Jomon or Yayoi?

Apr 14, 2021Blog, Culture, Shinto

Jomon or Yayoi?

One’s friend jokingly (or not), asked whether one is Jomon or Yayoi.

Image of Jomon People

Somewhat taken aback, one had to look into this question more deeply, and ponder it carefully, as these ancient eras at the dawn of Japanese civilization are not something that comes to mind naturally.

These two periods, Jomon and Yayoi are truly most fascinating in the history of the Japanese.

Jomon long house

Jomon and Yayoi each possess distinctive DNA-level characteristics to which a Japanese will posses both, with one of them being stronger than the other.

Jomon is regarded as the dawn of civilization on the archipelagos of Yamato. This is where the indigenous population as hunter gatherers came into full fruition.

Hunter gatherer civilizations live a seasonal lifestyle, entailing collecting buds in the Spring, fishing in the Summer, gathering nuts and grains during the Autumn, and hunting during the Winter.

Jomon hunter gatherer

There is evidence of animism having started during Jomon, and families being buried in clan groupings, suggesting the very earliest roots of the ceremonial veneration of one’s ancestors.

Cultural note: Veneration of one’s ancestors is the foundation of Japanese culture and society, and these conventions can be observe in action throughout Japan into this modern day.

Moreover, there are some important historical artifacts such as a certain pottery style, which was characteristic of the first phases of the Jōmon culture.

Jomon Pottery Example-01

These ancient objects were decorated by impressing hemp cords into the surface of wet clay, and these remnants of an ancient civilization are generally accepted to be among the oldest in the world.

Jomon Pottery Example-02

Interestingly enough, one can also see Jomon period clay figurines on display, and these figurines were assumed to have been used in fertility rites.

jomon fertility rights pottery

Indeed, old customs die hard here in the Land Of The Rising Son, and one can still see fertility rituals being carried on even now in modern Japan.

Honen Sai Matsuri (Fertility Festival) of Tagata Shrine in Komaki-City, Japanese here.

Yayoi is where a major influx of others came from the big land mass over yonder, and through this meaningful connecting with the outside world, the Bronze age occurred from around the beginning of Yayoi.

Yayoi Pottery 02

In fact, one could actually say these travelers from afar were the very first “gaijin” to land upon the shores of Japan, no visa necessary.

Not clear on what a “gaijin” is?

Translation: “outside person”

The Japanese language uses this two-character compound (外人) to discern people who are not original from the archipelagos of Japan, post Yayoi.

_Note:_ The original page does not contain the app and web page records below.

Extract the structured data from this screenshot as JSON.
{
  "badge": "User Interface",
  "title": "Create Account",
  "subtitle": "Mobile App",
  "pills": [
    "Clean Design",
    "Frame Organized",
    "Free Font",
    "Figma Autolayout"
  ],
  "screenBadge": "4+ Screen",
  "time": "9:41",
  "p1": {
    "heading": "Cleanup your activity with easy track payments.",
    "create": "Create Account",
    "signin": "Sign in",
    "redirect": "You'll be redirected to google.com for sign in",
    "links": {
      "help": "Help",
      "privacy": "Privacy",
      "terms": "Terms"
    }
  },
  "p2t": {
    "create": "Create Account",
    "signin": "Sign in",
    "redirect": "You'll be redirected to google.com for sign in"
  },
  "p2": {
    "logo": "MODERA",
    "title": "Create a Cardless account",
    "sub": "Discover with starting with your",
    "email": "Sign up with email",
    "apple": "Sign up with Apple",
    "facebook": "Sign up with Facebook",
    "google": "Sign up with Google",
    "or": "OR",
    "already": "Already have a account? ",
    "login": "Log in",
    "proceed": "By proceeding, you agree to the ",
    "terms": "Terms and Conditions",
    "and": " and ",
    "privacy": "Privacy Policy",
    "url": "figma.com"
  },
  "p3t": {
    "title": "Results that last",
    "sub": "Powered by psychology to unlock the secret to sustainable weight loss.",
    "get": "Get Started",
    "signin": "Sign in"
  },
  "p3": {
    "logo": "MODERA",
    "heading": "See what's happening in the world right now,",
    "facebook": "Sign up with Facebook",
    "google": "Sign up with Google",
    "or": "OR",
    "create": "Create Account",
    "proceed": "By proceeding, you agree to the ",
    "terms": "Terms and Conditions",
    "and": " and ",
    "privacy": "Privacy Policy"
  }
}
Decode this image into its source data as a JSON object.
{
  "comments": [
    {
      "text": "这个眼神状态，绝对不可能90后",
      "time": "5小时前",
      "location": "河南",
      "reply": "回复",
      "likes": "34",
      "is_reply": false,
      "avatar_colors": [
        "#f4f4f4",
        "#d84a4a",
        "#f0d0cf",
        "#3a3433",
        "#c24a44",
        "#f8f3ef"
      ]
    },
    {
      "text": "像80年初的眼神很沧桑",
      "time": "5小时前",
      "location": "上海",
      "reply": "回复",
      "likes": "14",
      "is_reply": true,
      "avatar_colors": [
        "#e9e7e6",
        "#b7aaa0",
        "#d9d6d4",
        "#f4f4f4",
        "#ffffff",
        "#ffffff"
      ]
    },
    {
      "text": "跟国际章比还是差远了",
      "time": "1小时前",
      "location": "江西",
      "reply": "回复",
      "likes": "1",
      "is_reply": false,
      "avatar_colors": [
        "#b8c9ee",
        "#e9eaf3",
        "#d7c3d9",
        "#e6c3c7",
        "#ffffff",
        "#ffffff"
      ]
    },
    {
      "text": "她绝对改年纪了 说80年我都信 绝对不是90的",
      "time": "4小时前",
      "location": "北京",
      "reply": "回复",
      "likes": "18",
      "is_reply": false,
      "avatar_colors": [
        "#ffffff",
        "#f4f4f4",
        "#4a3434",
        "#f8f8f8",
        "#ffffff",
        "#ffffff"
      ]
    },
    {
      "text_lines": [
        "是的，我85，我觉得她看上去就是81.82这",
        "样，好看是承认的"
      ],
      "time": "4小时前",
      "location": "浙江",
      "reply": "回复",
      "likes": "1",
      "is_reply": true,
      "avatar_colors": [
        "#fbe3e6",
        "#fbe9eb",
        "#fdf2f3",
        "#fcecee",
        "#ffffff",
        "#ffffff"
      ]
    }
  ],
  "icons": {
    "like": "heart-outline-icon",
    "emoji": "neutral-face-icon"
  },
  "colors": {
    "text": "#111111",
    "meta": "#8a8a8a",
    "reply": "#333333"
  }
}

These newly arriving immigrants were racially different from the citizens of Jomon, and the intermarriage between the Korean and Chinese immigrants, and the original Jomon residents have resulted in the Japanese of today.

The population also expanded dramatically during this period to around 1 million inhabitants.

Note: It really looks like the fertility rituals worked!

This is also where along with the wide-spread implementation of wet-rice farming culture came seasonal rituals based on planting and harvesting.

apan's Vanishing Terraced Rice Fields

This could very well be considered the dawn of Shintoism, as there is evidence these citizens were the first to leave artifacts that can reasonably be linked to the development of Shinto.

So, a hunter gatherer (Jomon) or a wet rice farmer (Yayoi)?

My beloved and dear friend is definitely Jomon!

He has 7 children and a deep rooted hunting spirit. He leaves his dwelling daily and hunts for deals and treasure, and bringing home the bacon for his hungry clan at the end of the day.

The author of this story, however, is most defiantly Yayoi, as one came from afar away distant land, metaphorically still sometimes stinks of butter, and will always be unable to hide the fact of being born of a different skin tone than the Japanese.

Here one submits:

Do not judge a book by its cover..

One can not change birth circumstances, but can only make the choice to free oneself from the shackles of the past, as all join in commonalty and build a shared future as one.

Join other like-spirited fellow travelers where contributions are made to each others journey, as all travel one’s own unique journey

Heart-Head Dogu Heart Head Dogu, Gunma Prefecture, Important Cultural Property-Jomon

​Bonus: More Pottery Examples Here